Paddy Power, William Hill and Coral will slash the maximum stake on Fixed Odds Betting Terminals (FOBTs) in Northern Ireland, according to recent correspondence between a Belfast Councillor and the Association of British Bookmakers.
Among those campaigning against the highly addictive gambling machines has been Christian public policy charity CARE, which has highlighted the harm they cause. Research has shown that FOBTs are clustered in economically deprived areas and that there are four times as many problem gamblers in Northern Ireland as the rest of the United Kingdom. FOBTs have been described as the 'crack cocaine' of gambling.
Bookmakers Ladbrokes led the way by announcing last November that it was taking action to bring the stake in FOBTs in the province in line with the rest of the United Kingdom, following the news that the FOBT stake would cut across GB from £100 to just £2 as of April 2019.
Earlier this month, after a debate at Belfast City Council led by Councillor John Kyle on problem gambling in Northern Ireland, bookmakers wrote to him confirming that they, like Ladbrokes, will be reducing the stake.
At the moment, FOBTs operate in a legal grey area in Northern Ireland, in part because the Gambling Act 2005 does not extend to the country and machines there will continue to operate at £100 a spin unless bookies decide themselves to impose the change.
CARE in Northern Ireland welcomed the decision by Paddy Power, William Hill and Coral and called on other bookmakers to follow their lead.

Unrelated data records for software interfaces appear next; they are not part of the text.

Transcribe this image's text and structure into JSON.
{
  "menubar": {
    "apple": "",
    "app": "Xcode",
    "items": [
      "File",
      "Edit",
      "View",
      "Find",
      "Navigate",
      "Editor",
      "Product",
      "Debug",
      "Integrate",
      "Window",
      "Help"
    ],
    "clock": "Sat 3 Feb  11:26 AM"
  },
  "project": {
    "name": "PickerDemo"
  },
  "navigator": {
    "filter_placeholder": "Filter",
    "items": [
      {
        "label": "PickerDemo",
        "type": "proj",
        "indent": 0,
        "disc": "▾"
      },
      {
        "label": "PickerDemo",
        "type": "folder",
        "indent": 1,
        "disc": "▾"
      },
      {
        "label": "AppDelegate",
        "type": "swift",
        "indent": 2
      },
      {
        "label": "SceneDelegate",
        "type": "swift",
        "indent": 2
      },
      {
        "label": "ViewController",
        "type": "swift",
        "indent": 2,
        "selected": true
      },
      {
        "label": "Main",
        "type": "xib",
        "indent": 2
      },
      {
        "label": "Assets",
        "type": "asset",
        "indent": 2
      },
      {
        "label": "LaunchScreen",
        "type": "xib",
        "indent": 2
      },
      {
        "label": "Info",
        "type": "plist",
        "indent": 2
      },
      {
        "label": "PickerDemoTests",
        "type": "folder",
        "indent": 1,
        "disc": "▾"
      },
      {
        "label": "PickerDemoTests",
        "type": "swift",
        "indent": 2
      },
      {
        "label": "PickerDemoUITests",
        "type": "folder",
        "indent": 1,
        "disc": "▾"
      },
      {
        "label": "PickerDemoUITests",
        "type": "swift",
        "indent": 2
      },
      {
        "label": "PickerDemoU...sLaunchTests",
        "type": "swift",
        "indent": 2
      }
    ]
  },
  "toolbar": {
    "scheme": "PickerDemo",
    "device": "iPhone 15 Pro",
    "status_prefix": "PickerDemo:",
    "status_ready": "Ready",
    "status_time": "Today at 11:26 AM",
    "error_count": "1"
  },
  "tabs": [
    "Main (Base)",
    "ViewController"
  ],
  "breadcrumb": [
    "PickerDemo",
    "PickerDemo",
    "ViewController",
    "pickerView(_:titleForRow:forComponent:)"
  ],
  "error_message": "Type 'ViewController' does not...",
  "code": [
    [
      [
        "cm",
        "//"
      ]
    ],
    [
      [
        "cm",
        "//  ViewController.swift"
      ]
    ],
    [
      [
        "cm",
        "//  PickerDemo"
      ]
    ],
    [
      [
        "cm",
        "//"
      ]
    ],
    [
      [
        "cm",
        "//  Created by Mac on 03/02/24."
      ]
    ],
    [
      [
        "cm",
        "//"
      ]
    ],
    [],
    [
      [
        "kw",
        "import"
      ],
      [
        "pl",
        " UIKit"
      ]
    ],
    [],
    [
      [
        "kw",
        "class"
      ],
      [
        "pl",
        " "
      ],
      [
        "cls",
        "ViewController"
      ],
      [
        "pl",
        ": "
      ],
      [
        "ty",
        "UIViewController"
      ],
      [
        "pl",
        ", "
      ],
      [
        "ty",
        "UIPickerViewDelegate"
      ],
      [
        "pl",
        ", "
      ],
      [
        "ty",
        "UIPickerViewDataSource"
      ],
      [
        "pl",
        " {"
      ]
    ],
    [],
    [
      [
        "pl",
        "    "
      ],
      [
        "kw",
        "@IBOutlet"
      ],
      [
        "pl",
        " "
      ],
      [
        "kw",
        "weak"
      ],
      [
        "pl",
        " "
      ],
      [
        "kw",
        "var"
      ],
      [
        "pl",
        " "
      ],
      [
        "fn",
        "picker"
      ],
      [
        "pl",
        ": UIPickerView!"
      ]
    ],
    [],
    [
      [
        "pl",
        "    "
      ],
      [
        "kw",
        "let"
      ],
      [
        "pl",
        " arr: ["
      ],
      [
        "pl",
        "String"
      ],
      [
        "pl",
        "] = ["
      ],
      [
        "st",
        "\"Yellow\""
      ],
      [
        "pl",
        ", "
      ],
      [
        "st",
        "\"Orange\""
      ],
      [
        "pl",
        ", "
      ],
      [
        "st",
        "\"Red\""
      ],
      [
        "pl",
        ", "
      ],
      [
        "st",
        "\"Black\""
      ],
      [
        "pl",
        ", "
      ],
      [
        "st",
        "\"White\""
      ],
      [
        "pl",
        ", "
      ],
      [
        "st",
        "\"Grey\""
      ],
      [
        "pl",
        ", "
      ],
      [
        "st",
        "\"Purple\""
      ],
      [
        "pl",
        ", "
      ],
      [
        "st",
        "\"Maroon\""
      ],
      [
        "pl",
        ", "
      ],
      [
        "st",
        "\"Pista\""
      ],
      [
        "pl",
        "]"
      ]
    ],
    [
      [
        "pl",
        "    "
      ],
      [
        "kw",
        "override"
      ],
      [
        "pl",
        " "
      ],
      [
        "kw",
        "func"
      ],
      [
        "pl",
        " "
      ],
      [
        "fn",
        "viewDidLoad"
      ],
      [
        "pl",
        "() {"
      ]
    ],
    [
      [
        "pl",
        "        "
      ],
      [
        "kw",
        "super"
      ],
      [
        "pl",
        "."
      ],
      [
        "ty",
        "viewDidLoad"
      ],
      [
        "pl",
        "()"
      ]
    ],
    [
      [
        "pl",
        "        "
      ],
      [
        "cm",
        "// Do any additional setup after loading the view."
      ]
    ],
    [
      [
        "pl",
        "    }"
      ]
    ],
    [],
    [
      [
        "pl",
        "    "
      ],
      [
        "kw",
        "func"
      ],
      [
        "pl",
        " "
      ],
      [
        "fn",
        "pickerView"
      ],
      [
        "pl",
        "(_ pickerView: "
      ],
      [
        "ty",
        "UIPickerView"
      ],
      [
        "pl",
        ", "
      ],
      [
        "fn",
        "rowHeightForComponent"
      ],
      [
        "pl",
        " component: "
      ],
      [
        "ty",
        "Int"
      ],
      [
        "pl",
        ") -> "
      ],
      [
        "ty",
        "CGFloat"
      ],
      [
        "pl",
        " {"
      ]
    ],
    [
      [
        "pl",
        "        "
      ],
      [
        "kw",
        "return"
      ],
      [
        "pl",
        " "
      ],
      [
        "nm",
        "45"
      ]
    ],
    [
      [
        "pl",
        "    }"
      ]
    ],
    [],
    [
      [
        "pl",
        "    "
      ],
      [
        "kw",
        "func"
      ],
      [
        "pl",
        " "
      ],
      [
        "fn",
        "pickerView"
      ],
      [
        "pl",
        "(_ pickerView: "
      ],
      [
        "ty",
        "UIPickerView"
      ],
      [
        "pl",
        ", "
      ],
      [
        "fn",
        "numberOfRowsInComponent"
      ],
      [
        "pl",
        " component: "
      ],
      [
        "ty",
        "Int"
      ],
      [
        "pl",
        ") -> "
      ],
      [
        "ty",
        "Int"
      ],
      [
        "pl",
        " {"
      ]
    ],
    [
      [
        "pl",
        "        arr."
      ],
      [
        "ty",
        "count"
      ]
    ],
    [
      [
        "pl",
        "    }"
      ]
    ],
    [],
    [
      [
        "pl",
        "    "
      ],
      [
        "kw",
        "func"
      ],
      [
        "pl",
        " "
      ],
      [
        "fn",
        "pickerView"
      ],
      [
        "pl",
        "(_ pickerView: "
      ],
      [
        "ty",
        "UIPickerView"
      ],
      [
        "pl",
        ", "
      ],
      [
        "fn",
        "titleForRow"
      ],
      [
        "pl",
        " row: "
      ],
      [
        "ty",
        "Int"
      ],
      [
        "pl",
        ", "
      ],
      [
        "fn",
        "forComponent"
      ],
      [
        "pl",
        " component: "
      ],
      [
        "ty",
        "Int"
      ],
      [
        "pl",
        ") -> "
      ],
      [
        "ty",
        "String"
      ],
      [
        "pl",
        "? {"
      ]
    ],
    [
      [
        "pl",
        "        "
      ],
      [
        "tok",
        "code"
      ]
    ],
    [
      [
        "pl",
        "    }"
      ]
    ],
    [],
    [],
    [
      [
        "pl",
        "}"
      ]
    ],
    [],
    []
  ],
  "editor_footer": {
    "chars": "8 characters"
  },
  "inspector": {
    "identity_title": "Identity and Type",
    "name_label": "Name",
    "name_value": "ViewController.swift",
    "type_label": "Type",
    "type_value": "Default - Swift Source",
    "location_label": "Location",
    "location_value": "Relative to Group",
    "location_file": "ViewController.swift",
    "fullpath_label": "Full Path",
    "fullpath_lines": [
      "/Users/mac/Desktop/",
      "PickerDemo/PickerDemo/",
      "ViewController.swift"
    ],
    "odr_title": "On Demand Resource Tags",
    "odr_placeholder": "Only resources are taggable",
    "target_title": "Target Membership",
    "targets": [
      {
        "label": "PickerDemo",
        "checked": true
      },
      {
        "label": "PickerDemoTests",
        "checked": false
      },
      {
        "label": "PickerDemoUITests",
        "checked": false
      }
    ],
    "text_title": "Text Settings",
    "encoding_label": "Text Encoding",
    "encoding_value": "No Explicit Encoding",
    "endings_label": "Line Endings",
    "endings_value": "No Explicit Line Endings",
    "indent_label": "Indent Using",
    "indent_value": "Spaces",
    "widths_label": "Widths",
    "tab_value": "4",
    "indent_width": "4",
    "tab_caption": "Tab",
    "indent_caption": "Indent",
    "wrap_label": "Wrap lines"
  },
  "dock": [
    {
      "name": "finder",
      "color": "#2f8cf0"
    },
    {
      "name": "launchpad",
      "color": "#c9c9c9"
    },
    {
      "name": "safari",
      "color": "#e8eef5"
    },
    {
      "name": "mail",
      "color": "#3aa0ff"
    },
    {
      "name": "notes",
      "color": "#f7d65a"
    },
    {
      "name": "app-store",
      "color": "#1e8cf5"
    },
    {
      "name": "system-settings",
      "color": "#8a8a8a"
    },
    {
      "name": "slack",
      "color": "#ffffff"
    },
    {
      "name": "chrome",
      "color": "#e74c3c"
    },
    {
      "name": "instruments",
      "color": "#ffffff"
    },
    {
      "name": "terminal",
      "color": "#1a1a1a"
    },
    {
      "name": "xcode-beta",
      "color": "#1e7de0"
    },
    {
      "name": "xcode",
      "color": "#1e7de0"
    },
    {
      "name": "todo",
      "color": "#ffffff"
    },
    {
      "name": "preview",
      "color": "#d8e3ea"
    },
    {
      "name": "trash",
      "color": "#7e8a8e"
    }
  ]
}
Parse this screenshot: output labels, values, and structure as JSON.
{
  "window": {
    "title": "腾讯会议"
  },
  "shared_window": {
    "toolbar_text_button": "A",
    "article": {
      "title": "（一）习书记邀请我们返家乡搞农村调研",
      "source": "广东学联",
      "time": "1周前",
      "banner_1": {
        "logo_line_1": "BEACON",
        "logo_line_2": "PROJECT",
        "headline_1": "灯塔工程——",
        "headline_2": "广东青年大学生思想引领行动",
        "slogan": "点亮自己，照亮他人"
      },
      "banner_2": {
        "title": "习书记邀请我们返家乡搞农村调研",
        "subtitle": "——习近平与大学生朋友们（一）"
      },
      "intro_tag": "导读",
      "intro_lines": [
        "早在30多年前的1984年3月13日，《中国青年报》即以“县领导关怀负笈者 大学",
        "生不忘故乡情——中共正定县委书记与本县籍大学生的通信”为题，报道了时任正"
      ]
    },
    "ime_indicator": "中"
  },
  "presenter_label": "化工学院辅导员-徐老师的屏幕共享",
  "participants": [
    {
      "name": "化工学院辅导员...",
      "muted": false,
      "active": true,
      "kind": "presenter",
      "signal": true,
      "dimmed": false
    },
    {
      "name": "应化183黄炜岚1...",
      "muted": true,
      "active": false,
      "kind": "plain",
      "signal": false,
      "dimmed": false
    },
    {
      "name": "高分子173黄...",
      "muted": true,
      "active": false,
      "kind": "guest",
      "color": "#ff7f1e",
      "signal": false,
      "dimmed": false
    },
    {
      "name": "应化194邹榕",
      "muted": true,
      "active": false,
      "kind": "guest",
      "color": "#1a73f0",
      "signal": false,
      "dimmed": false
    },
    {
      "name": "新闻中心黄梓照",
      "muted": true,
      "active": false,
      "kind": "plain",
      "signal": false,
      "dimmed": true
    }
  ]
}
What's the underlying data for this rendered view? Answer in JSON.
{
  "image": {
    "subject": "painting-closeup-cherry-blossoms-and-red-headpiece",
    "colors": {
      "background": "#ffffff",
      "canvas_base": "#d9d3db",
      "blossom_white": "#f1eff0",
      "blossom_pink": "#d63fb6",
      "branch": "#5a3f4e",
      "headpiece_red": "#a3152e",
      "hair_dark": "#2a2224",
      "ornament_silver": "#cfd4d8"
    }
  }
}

Its policy officer
Mark Baillie said: 'CARE is pleased that other bookmakers have joined Ladbrokes in slashing the stake on highly addictive fixed odds betting machines here in Northern Ireland, and we urge the rest to follow suit.
'The devastation caused by FOBTs is well-documented and it is of critical importance that action is taken to ensure the maximum stake is reduced on these machines here.
'The idea that the stake would be cut on FOBTs in Britain while still operating at £100 a spin here in Northern Ireland is unacceptable.
'It is well known that FOBTs operate in a legal grey area in Northern Ireland but that cannot be used as a reason for inaction.
'What we really need is full and proper legal clarity on this issue and it is up to all political parties in Northern Ireland to examine ways the change in Britain can be made to apply here too.'